[Saved entries]

== == ==

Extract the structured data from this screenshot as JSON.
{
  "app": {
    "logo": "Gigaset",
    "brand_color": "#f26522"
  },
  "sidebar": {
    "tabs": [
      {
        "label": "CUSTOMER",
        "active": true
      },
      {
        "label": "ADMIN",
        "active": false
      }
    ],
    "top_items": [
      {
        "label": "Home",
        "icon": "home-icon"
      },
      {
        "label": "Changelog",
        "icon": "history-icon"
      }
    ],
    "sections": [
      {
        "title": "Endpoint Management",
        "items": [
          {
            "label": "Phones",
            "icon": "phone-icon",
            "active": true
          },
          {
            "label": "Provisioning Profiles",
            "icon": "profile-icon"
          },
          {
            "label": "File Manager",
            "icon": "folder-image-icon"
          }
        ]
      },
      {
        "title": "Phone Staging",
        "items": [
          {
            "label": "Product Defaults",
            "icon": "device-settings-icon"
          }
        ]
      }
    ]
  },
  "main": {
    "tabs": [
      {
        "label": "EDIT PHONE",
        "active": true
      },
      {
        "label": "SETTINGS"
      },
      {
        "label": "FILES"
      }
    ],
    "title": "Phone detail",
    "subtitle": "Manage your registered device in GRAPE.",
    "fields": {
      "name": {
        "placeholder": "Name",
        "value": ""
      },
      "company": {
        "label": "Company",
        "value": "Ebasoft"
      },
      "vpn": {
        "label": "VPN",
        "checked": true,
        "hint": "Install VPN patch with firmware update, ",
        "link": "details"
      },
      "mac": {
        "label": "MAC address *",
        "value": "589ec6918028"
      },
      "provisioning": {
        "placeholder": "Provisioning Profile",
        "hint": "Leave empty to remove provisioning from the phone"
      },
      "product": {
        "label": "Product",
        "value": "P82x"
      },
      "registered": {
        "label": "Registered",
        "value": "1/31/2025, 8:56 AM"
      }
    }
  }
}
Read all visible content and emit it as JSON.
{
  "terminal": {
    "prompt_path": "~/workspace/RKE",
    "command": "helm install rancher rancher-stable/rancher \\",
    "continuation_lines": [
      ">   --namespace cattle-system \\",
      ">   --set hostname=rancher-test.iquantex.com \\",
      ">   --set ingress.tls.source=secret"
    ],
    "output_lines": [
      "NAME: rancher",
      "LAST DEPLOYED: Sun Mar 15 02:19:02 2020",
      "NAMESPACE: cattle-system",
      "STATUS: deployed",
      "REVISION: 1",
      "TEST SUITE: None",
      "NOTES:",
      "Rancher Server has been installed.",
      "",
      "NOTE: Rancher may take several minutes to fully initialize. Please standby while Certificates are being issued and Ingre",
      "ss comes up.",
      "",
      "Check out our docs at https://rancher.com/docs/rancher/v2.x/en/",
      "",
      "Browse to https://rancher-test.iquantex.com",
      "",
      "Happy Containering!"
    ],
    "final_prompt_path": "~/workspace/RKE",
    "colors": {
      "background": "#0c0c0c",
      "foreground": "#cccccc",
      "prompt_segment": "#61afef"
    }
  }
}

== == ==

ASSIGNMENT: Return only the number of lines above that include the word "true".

ANSWER TO THIS PROBLEM: 4